Material provided:
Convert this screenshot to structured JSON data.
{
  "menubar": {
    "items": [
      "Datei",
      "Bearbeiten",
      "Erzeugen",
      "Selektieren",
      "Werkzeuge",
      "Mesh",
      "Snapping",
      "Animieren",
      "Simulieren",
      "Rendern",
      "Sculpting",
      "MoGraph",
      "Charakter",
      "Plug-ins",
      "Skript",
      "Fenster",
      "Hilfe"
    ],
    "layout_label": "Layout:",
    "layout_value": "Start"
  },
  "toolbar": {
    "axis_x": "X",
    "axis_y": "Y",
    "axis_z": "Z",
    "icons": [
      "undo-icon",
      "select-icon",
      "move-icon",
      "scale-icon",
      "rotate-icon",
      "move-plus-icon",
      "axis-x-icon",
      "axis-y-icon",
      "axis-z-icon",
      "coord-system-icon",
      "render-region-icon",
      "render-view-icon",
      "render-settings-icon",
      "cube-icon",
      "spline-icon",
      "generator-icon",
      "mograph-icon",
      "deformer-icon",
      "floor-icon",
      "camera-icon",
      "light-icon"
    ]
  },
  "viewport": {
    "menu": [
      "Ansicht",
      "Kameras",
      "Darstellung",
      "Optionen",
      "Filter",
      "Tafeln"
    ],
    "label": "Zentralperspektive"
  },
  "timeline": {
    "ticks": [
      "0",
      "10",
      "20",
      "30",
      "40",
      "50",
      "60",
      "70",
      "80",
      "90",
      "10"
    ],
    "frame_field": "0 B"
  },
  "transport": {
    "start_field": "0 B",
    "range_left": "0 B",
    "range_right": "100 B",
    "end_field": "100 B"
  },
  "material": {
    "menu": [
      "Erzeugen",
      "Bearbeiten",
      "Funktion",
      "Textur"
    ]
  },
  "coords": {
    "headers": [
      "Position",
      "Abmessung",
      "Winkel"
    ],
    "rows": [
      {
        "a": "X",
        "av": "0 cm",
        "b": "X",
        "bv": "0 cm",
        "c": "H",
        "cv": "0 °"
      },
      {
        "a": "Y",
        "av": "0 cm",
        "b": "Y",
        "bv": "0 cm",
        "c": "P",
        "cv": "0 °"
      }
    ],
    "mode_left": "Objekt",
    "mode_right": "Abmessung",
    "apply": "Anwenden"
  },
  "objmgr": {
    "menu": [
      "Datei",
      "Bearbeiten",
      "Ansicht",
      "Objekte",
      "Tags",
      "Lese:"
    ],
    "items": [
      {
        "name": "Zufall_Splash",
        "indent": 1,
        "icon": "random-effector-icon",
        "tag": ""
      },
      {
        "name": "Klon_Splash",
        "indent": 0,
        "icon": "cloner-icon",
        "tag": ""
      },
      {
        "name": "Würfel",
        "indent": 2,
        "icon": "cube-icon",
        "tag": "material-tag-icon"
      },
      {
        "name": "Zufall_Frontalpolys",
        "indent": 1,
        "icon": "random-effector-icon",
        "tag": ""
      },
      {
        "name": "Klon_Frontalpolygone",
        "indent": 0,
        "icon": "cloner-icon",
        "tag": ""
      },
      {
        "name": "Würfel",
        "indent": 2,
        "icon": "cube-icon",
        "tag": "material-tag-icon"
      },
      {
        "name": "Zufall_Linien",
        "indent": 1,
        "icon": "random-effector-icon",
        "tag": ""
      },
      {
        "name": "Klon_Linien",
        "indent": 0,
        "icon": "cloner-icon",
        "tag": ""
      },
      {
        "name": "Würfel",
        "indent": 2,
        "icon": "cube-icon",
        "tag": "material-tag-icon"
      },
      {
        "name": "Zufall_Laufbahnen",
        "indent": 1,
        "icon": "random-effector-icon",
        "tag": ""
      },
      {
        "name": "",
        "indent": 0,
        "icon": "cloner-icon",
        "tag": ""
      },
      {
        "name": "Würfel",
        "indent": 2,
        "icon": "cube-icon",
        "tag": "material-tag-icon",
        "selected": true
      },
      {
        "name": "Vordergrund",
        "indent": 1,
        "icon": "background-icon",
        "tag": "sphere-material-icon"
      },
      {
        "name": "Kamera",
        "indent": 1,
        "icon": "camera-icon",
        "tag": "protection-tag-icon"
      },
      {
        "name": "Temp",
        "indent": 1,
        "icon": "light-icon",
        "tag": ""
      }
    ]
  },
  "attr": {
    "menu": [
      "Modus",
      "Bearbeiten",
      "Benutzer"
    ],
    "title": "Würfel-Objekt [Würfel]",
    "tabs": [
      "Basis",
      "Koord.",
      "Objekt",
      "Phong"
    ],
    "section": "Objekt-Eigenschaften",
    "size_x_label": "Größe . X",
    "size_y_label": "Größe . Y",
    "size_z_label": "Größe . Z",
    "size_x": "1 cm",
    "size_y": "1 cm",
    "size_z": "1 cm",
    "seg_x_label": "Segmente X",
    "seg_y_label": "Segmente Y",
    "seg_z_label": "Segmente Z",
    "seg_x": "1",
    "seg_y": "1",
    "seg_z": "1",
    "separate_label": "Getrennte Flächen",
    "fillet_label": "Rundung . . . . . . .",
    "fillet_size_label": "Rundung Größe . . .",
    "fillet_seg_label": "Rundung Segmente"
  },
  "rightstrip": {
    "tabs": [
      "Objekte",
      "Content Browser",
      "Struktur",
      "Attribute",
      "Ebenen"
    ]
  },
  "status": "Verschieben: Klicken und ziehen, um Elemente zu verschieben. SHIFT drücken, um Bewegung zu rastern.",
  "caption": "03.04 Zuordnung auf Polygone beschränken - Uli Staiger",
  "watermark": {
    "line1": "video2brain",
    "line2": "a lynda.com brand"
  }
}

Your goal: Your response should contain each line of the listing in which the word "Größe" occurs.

Result for this task:
    "size_x_label": "Größe . X",
    "size_y_label": "Größe . Y",
    "size_z_label": "Größe . Z",
    "fillet_size_label": "Rundung Größe . . .",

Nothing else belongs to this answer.